_What the task asks_:
Below are the records; they must be reproduced verbatim.

_Data section_:
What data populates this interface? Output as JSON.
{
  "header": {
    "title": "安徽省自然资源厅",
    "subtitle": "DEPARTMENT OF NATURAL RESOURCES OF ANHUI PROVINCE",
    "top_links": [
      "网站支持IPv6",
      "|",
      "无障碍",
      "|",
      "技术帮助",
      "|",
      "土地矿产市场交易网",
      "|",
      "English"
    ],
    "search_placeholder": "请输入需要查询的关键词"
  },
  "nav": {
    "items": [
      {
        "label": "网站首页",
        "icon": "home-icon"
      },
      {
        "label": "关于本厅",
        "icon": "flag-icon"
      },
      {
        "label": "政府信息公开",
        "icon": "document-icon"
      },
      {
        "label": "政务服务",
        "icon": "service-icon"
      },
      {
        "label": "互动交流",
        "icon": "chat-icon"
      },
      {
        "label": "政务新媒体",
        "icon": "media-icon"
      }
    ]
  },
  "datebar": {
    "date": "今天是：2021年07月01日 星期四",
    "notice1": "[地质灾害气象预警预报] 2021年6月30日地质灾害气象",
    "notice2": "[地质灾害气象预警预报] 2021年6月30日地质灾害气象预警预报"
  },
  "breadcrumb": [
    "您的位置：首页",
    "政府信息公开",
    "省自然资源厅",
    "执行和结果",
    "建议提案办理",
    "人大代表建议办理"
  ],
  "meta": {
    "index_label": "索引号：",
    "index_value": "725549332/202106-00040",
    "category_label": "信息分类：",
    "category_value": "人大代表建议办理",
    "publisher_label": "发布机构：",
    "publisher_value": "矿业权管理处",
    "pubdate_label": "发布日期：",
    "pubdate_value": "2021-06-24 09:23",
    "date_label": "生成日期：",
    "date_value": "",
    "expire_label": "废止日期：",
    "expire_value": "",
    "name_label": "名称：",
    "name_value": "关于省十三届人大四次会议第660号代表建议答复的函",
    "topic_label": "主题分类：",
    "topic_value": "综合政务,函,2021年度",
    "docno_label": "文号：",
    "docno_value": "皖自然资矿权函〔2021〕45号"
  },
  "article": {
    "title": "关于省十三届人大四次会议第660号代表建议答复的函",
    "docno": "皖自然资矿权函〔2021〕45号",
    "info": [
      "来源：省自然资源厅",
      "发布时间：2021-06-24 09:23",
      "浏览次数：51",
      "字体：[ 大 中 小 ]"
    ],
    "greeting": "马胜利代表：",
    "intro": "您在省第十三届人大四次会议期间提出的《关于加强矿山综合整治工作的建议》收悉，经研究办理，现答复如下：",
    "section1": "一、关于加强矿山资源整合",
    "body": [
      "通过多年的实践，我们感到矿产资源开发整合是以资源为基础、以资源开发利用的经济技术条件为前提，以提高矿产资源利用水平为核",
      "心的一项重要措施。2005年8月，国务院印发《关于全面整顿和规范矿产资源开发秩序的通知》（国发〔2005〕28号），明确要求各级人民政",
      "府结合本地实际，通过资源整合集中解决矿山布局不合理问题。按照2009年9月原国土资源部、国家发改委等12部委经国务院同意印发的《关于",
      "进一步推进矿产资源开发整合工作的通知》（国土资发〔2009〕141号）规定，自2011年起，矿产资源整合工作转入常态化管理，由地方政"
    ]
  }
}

_Your solution_:
What data populates this interface? Output as JSON.
{
  "header": {
    "title": "安徽省自然资源厅",
    "subtitle": "DEPARTMENT OF NATURAL RESOURCES OF ANHUI PROVINCE",
    "top_links": [
      "网站支持IPv6",
      "|",
      "无障碍",
      "|",
      "技术帮助",
      "|",
      "土地矿产市场交易网",
      "|",
      "English"
    ],
    "search_placeholder": "请输入需要查询的关键词"
  },
  "nav": {
    "items": [
      {
        "label": "网站首页",
        "icon": "home-icon"
      },
      {
        "label": "关于本厅",
        "icon": "flag-icon"
      },
      {
        "label": "政府信息公开",
        "icon": "document-icon"
      },
      {
        "label": "政务服务",
        "icon": "service-icon"
      },
      {
        "label": "互动交流",
        "icon": "chat-icon"
      },
      {
        "label": "政务新媒体",
        "icon": "media-icon"
      }
    ]
  },
  "datebar": {
    "date": "今天是：2021年07月01日 星期四",
    "notice1": "[地质灾害气象预警预报] 2021年6月30日地质灾害气象",
    "notice2": "[地质灾害气象预警预报] 2021年6月30日地质灾害气象预警预报"
  },
  "breadcrumb": [
    "您的位置：首页",
    "政府信息公开",
    "省自然资源厅",
    "执行和结果",
    "建议提案办理",
    "人大代表建议办理"
  ],
  "meta": {
    "index_label": "索引号：",
    "index_value": "725549332/202106-00040",
    "category_label": "信息分类：",
    "category_value": "人大代表建议办理",
    "publisher_label": "发布机构：",
    "publisher_value": "矿业权管理处",
    "pubdate_label": "发布日期：",
    "pubdate_value": "2021-06-24 09:23",
    "date_label": "生成日期：",
    "date_value": "",
    "expire_label": "废止日期：",
    "expire_value": "",
    "name_label": "名称：",
    "name_value": "关于省十三届人大四次会议第660号代表建议答复的函",
    "topic_label": "主题分类：",
    "topic_value": "综合政务,函,2021年度",
    "docno_label": "文号：",
    "docno_value": "皖自然资矿权函〔2021〕45号"
  },
  "article": {
    "title": "关于省十三届人大四次会议第660号代表建议答复的函",
    "docno": "皖自然资矿权函〔2021〕45号",
    "info": [
      "来源：省自然资源厅",
      "发布时间：2021-06-24 09:23",
      "浏览次数：51",
      "字体：[ 大 中 小 ]"
    ],
    "greeting": "马胜利代表：",
    "intro": "您在省第十三届人大四次会议期间提出的《关于加强矿山综合整治工作的建议》收悉，经研究办理，现答复如下：",
    "section1": "一、关于加强矿山资源整合",
    "body": [
      "通过多年的实践，我们感到矿产资源开发整合是以资源为基础、以资源开发利用的经济技术条件为前提，以提高矿产资源利用水平为核",
      "心的一项重要措施。2005年8月，国务院印发《关于全面整顿和规范矿产资源开发秩序的通知》（国发〔2005〕28号），明确要求各级人民政",
      "府结合本地实际，通过资源整合集中解决矿山布局不合理问题。按照2009年9月原国土资源部、国家发改委等12部委经国务院同意印发的《关于",
      "进一步推进矿产资源开发整合工作的通知》（国土资发〔2009〕141号）规定，自2011年起，矿产资源整合工作转入常态化管理，由地方政"
    ]
  }
}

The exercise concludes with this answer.